The original idea behind fast food is to increase efficiency, allowing people to quickly finish a meal so that they can move on to the other matters. But the researchers have found that the mere exposure to fast food and related symbols can make people impatient, increasing preference for time saving products, and reducing the willingness to save.
The participants who eat fast food frequently, also preferred time-saving products such as two-in-one shampoo, over the regular products. They also exhibited greater reluctance for saving, which includes choosing a smaller immediate payment rather than opting for a much larger delayed payment.
In one experiment, the researchers flashed fast food symbols, such as the golden arch of McDonald's, on a computer screen for a few milliseconds- so quick that the participants couldn't consciously identify what they saw.
They found that this unconscious exposure increased the reading speed of the participants in a subsequent task compared to those in a control condition. The researchers reiterates that there was no advantage for them, finishing sooner.
"Fast food represents a culture of time efficiency and instant gratification. The problem is that the goal of saving time gets activated upon exposure to fast food regardless of whether time is a relevant factor in the context," says the experts.
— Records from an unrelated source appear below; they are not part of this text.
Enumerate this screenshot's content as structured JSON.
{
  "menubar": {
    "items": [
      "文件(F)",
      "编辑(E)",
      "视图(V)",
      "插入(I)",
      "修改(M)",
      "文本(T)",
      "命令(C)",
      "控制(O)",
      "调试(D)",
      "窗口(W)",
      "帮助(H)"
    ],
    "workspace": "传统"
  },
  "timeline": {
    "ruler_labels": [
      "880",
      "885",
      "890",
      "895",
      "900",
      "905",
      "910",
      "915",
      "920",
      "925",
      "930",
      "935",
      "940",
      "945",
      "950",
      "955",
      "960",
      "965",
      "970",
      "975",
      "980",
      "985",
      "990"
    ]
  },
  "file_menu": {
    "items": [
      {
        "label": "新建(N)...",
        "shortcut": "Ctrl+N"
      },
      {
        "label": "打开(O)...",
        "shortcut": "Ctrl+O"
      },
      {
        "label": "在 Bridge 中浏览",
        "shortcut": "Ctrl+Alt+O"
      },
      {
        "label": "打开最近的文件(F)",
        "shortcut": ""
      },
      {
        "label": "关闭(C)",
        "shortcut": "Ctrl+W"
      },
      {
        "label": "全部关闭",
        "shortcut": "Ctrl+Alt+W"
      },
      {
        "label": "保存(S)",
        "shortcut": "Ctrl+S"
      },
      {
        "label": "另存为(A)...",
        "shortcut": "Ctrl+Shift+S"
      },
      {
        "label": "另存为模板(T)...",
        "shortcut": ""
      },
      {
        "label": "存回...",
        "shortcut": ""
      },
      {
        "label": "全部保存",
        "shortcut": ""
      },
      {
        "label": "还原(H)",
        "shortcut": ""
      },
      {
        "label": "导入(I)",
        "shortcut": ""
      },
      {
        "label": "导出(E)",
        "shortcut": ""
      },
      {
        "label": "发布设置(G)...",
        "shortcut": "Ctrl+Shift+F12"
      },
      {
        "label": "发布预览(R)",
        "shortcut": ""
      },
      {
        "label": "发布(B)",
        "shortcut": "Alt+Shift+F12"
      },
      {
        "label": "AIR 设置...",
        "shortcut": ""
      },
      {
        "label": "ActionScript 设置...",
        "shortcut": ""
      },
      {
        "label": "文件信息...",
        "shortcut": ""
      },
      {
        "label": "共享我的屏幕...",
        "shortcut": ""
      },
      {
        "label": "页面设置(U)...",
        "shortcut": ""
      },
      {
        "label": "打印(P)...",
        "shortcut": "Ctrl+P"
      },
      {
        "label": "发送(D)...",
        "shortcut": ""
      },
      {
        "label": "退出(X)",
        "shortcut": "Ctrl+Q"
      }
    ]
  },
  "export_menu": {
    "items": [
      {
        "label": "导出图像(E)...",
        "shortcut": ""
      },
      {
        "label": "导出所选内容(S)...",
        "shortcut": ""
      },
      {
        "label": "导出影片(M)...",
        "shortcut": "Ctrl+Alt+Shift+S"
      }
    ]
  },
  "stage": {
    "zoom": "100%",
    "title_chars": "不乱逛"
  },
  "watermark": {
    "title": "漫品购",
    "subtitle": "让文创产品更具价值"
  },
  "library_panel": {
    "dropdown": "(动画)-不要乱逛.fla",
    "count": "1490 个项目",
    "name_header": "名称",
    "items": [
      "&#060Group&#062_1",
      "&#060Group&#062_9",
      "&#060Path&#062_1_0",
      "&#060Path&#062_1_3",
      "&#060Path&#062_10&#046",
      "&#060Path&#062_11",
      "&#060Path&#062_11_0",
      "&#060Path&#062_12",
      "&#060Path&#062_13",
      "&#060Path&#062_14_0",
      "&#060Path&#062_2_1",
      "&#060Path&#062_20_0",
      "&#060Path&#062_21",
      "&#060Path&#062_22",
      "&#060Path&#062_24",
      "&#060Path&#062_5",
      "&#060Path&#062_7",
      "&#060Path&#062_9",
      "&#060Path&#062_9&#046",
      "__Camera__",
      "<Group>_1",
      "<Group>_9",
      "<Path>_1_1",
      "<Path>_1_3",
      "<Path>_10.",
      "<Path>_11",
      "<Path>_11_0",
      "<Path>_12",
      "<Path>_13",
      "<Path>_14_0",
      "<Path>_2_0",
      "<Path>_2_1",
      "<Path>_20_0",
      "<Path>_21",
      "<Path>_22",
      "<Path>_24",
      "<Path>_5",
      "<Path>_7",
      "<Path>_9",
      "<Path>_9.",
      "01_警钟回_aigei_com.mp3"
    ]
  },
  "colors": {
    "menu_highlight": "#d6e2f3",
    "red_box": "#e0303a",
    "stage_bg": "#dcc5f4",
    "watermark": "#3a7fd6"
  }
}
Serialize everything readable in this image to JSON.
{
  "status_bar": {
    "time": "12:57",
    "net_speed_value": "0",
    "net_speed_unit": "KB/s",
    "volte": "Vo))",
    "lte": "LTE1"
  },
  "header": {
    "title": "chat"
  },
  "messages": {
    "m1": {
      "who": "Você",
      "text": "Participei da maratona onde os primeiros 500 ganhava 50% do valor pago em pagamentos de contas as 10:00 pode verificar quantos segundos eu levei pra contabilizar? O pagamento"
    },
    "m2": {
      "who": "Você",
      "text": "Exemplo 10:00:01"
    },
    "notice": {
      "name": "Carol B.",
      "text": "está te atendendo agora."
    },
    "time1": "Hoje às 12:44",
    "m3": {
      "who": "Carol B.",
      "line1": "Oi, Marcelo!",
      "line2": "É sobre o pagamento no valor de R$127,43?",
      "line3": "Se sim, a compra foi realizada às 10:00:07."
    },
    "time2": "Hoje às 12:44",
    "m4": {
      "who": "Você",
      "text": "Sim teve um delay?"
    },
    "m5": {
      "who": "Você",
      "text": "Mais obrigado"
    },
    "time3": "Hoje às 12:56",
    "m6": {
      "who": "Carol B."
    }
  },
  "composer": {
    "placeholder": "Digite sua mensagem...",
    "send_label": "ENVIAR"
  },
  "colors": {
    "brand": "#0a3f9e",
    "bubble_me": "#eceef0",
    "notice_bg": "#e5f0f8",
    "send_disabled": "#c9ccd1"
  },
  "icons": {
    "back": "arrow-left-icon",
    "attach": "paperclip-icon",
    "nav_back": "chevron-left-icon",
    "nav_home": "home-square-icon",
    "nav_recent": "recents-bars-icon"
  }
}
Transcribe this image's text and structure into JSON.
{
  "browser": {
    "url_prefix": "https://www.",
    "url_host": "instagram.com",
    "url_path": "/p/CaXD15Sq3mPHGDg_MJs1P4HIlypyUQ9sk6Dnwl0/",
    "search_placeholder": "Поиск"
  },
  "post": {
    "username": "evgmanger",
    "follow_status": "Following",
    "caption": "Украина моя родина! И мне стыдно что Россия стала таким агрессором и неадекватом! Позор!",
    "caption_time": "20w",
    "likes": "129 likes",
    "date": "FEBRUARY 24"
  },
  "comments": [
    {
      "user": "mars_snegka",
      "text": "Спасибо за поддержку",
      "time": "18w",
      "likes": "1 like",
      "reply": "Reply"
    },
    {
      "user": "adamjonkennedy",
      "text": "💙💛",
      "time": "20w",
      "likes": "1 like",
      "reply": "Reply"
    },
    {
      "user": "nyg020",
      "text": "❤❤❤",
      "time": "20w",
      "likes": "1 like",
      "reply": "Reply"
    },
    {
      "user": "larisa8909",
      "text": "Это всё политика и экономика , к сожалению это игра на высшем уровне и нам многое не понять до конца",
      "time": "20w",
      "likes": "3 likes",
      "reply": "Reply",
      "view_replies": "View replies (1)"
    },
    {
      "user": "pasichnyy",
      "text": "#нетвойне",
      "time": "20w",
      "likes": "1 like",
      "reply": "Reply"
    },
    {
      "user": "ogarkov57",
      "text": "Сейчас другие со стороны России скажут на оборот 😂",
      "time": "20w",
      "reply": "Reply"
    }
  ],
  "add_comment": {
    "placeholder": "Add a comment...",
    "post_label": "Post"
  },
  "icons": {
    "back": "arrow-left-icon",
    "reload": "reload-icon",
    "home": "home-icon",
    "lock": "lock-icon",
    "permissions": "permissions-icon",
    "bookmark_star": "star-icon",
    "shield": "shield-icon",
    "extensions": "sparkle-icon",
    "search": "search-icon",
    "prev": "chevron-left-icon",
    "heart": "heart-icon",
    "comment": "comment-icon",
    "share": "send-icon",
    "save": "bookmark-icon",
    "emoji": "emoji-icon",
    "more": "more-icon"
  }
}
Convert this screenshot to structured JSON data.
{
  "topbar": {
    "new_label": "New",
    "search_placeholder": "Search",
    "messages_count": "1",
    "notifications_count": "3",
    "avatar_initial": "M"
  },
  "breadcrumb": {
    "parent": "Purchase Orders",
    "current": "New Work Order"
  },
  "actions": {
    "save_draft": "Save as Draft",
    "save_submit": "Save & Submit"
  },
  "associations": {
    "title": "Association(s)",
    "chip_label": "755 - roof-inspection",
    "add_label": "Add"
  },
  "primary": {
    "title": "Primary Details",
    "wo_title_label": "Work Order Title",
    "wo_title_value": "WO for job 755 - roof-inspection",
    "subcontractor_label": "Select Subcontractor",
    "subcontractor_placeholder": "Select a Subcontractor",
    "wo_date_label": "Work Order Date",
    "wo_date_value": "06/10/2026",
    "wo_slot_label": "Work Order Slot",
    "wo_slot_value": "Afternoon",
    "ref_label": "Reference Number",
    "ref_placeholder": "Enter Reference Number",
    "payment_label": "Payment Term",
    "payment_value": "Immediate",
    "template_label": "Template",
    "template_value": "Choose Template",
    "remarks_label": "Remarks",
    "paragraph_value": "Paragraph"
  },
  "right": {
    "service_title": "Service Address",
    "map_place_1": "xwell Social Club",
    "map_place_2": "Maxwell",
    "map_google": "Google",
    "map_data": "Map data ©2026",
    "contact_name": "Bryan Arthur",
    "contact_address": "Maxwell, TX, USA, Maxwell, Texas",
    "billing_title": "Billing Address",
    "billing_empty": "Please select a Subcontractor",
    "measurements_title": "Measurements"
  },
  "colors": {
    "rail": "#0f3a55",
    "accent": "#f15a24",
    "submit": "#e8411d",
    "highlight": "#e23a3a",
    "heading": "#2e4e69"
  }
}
The study is to be published in a forthcoming issue of Psychological Science.